I remember in college some (stupid) class made us take a “stress survey.” On the survey you were supposed to check off how many of the stressful events had happened to you recently. Near the top of the list was “starting a new job” and “moving/buying a new home.”
Both those things are happening right now.
(Though neither has been stressing me out more than Alcatraz was. I suppose if they thought of it “racing your first professional triathlon race” would also be on the list of stressful events.)
But, yes, there is some news.
1. We’re buying a condo. It’s pretty much official. Here’s a picture:
OK, that’s not really a picture of the condo itself. It’s of the back path. Isn’t it nice?
Look what else the condo has:
All the major hurdles have been cleared. It was inspected. Things were fixed. Our loan was approved. We sign closing papers next week.
2. I’m starting a new job. And it is an awesome job.
Right now, I work for a newspaper. I’m in charge of the Ross Valley Reporter, which covers San Anselmo, Fairfax, Ross, and some other towns.
What I will be doing is running a news website for San Anselmo-Fairfax that launches in July. I’ll be in charge. I get to hire people and decide what goes on the site. I can do lots of different stuff — as opposed to in a paper. I will work from home and get tons of equipment to do it. Patch.com is launching a bunch of new local news sites across Northern California and hiring people to run them in each town. It’s a whole new model of local journalism.
There’s a pretty good article in the LA Times about it.

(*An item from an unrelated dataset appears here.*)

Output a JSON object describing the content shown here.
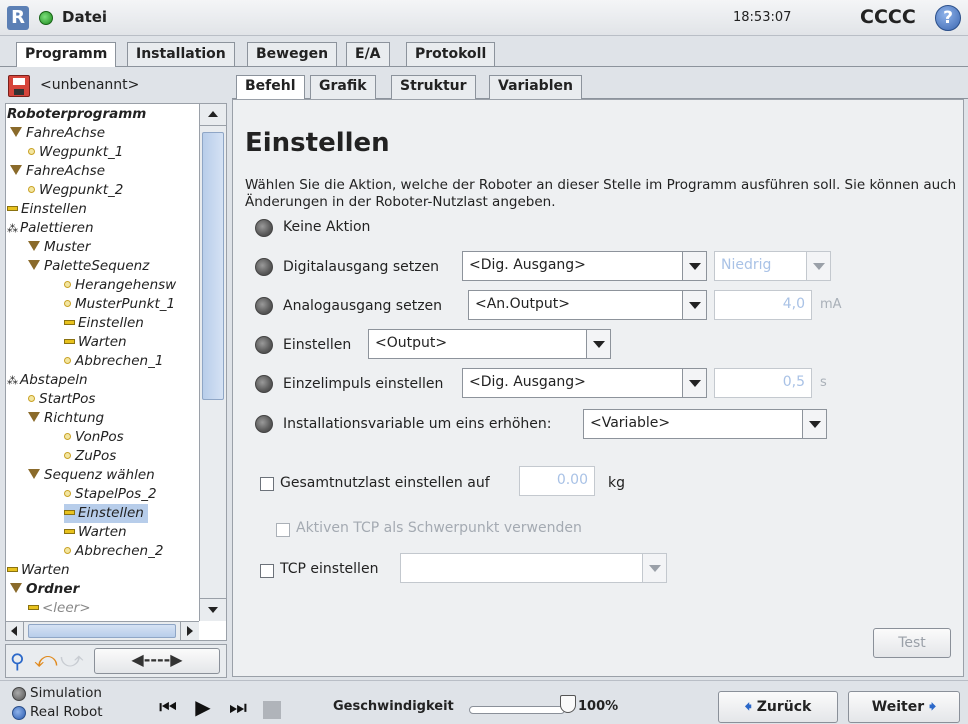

Along with being a really awesome opportunity, it basically puts me at the forefront of the changing journalism industry, in one of the most exciting things happening right now.

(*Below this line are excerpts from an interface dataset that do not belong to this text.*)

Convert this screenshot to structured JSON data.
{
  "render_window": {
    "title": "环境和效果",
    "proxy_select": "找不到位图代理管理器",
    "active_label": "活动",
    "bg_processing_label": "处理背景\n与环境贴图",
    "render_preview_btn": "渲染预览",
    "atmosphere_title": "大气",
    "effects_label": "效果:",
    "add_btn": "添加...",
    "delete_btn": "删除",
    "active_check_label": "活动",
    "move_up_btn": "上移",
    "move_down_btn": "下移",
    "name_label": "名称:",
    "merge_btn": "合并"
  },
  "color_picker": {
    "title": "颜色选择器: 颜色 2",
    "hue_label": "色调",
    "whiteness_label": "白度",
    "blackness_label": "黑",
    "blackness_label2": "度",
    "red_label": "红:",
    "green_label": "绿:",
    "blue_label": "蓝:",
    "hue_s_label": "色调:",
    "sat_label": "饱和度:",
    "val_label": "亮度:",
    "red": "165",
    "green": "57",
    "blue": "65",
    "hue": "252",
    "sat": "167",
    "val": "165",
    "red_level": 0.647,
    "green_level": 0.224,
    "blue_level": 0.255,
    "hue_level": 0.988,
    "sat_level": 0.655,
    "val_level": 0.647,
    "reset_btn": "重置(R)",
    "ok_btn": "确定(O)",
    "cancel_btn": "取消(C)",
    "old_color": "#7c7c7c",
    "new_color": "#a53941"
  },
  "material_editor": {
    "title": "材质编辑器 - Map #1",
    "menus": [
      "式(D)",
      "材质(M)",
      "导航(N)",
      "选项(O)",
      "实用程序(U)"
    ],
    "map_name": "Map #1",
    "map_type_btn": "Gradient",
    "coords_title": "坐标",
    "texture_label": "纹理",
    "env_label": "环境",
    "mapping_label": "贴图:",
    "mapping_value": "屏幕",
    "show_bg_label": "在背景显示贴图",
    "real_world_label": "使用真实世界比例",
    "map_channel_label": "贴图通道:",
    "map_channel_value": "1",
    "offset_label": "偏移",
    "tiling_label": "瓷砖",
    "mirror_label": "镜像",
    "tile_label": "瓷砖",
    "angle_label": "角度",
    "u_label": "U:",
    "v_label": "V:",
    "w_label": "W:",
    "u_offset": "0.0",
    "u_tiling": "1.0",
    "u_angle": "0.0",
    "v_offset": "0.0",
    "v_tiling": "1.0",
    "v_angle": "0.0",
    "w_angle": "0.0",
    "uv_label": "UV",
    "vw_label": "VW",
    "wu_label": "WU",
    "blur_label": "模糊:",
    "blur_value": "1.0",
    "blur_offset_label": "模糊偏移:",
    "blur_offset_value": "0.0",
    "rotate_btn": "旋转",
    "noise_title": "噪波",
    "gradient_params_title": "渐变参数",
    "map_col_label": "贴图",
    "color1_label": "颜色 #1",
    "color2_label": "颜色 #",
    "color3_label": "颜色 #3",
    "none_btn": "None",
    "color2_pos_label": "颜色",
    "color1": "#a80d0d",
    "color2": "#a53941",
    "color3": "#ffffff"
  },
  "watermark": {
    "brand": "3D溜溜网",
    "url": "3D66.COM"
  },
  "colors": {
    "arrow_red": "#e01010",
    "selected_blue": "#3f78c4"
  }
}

There’s a lot of changes that are happening in journalism, obviously. [Anyone who says journalism is dying should just go ahead and get out of the way.] There’s a lot of new models being tested to figure out what changes are going to work and what aren’t, how can we make money, how can these different models be successful. Because the fact is people are reading more than ever. Information is valuable, but it’s not necessarily free. The idea that content on the internet has no value and shouldn’t be paid for is going to die, because it is unsustainable. It’s also an outdated remnant of partnership deals that provided content for free at the advent of the internet.
So, anyway, is this model going to work? Maybe. Will it be more successful than the user-generated content models being perpetrated by CNN and MSNBC? Probably, because user-generated shit is generally bad. Either way, it’s going to be really exciting and interesting and, I think, a much more valuable partner and asset in the community than some of the other ideas out there.
Whoa. So that’s a lot of stress.
Thankfully, I’m going on vacation next week to visit Maggie, for her graduation. And this week I’m taking a training-mental break. Then, new job, new house, new everything!